Anything can happen in life. You might be healthy right now but, who knows what might happen tomorrow? You could get hit by a bus one day or have a heart attack from a sudden undiagnosed condition. This is a grim and dark paragraph, we know, but it needs to be brought up.
It would be a good practice to leave instructions to loved ones - for example a married partner, a non-married partner or a child - in your last will and testament explaining where to find the password and seed phrase to access your cryptocurrency funds (ie, where the safe or safety deposit box is) and how to invest or sell them for profit. These instructions can help your loved ones to carry on and support themselves should you suddenly and unexpectedly pass on from the world.
If you have no loved ones or relatives, you could ask a trusted friend or legal representative in your last will and testament to donate your crypto profits to a charitable cause.
Malicious thieves are coming up with new scams to try and trick you almost daily. You need to always be on high alert for this sort of thing.
Also remember that genuine staff will never DM you first and will never ask for passwords, seed phrases or funds.
Think before you react. Just because someone gave you a link it doesn't mean you have to click it. If something sounds too good to be true - it probably is.
Do not jump blindly into events, offers, airdrops and so on. Make sure you read all of the official documentation to ensure the event is genuine.
Remember - if something isn't officially announced on The Sandbox's official social media, it is probably a fake scam.
Please tag the @Moderators role on the Discord server in a support channel to report a potential scam being committed by someone within the community. Please avoid posting screenshots in public unless you have blanked out any web addresses. Otherwise, if a screenshot is needed, the responding moderator will ask you to DM it to them. You should also consider reporting the offender to Discord itself. Here's how: https://support.discord.com/hc/en-us/articles/360000291932-How-to-Properly-Report-Issues-to-Trust-Safety.
If the scammer is a member of the community channels on Telegram, please DM the details of the scammer and the scam to an admin.

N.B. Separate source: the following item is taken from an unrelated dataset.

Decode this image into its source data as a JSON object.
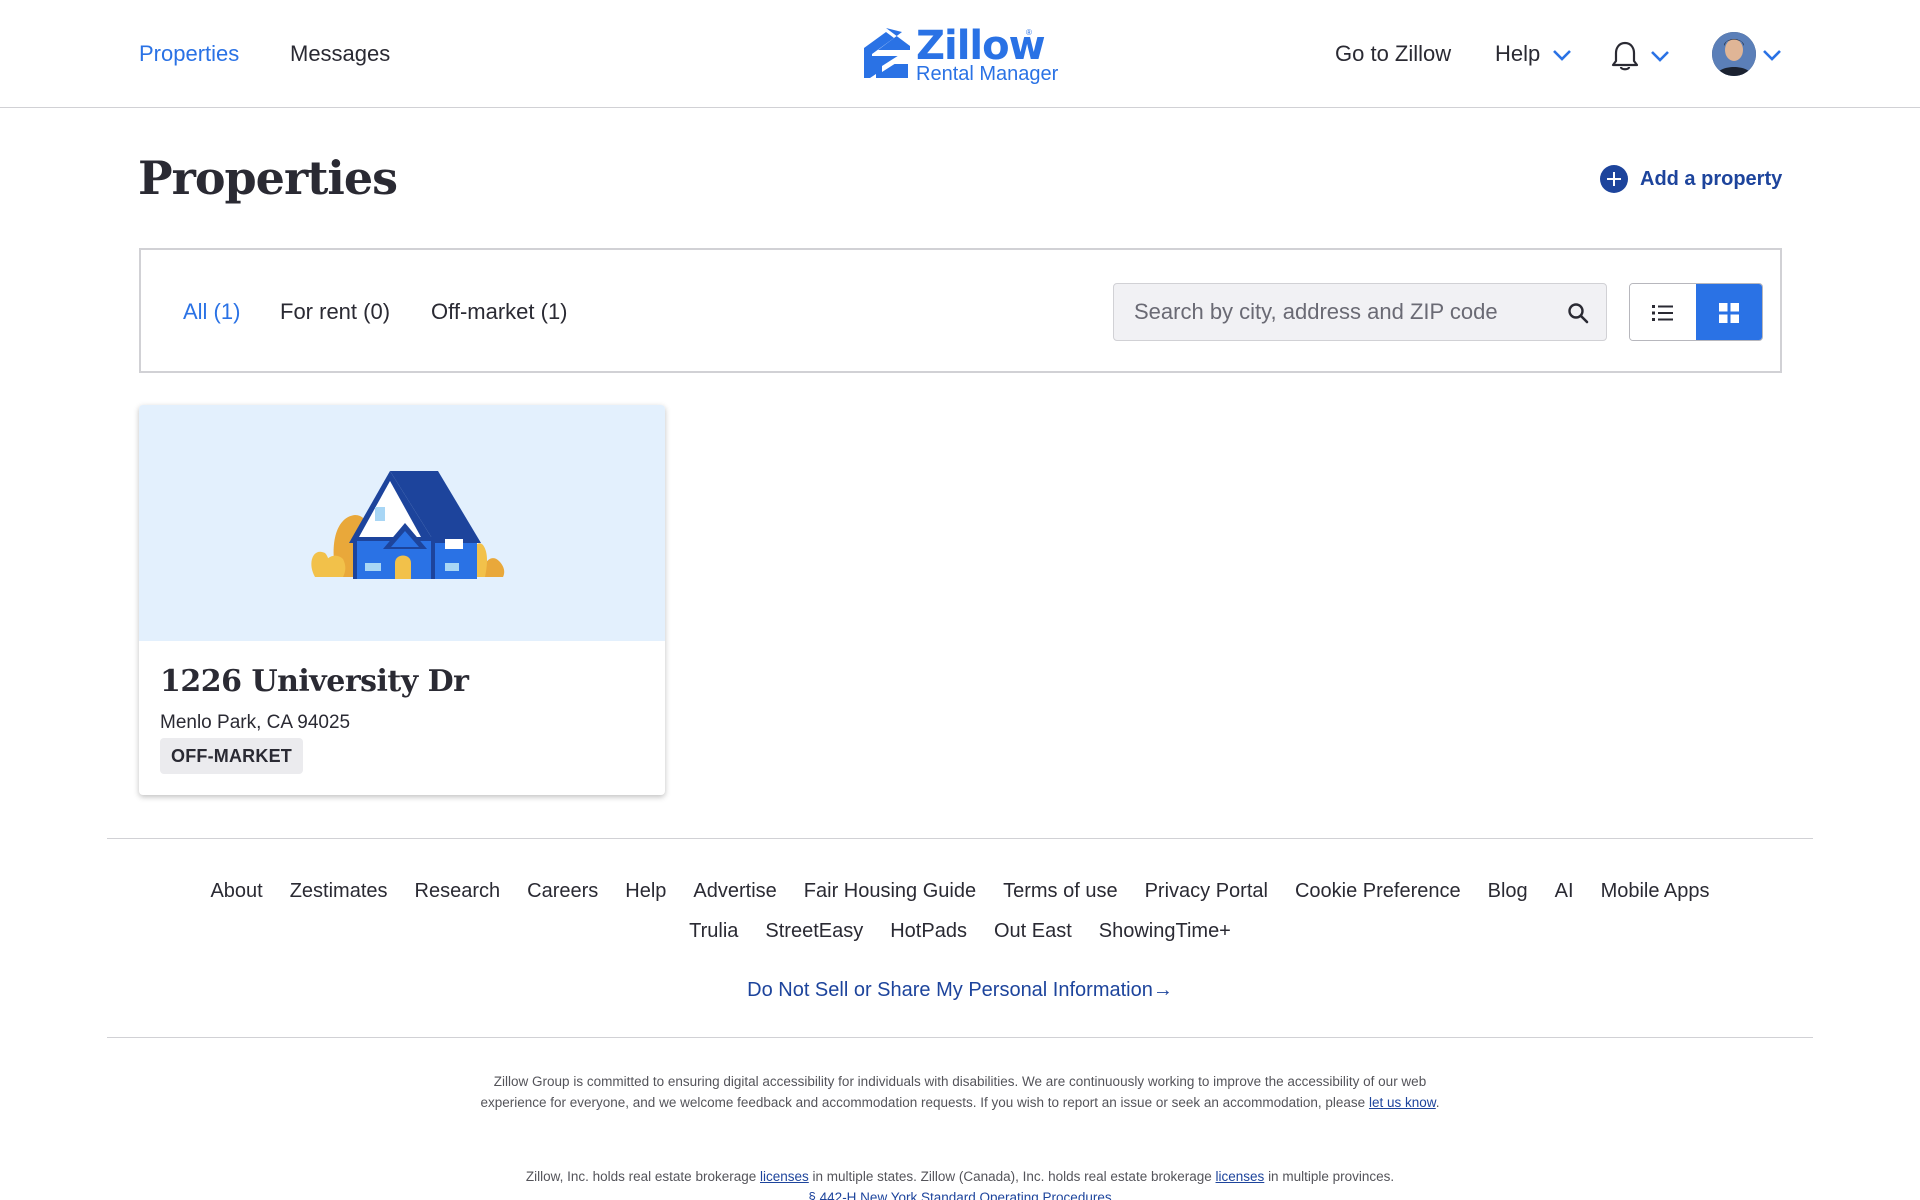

Whether the scammer is on the official channels or not, please forward their profile and messages to Telegram's anti-scam team. Their username is: @NoToScam.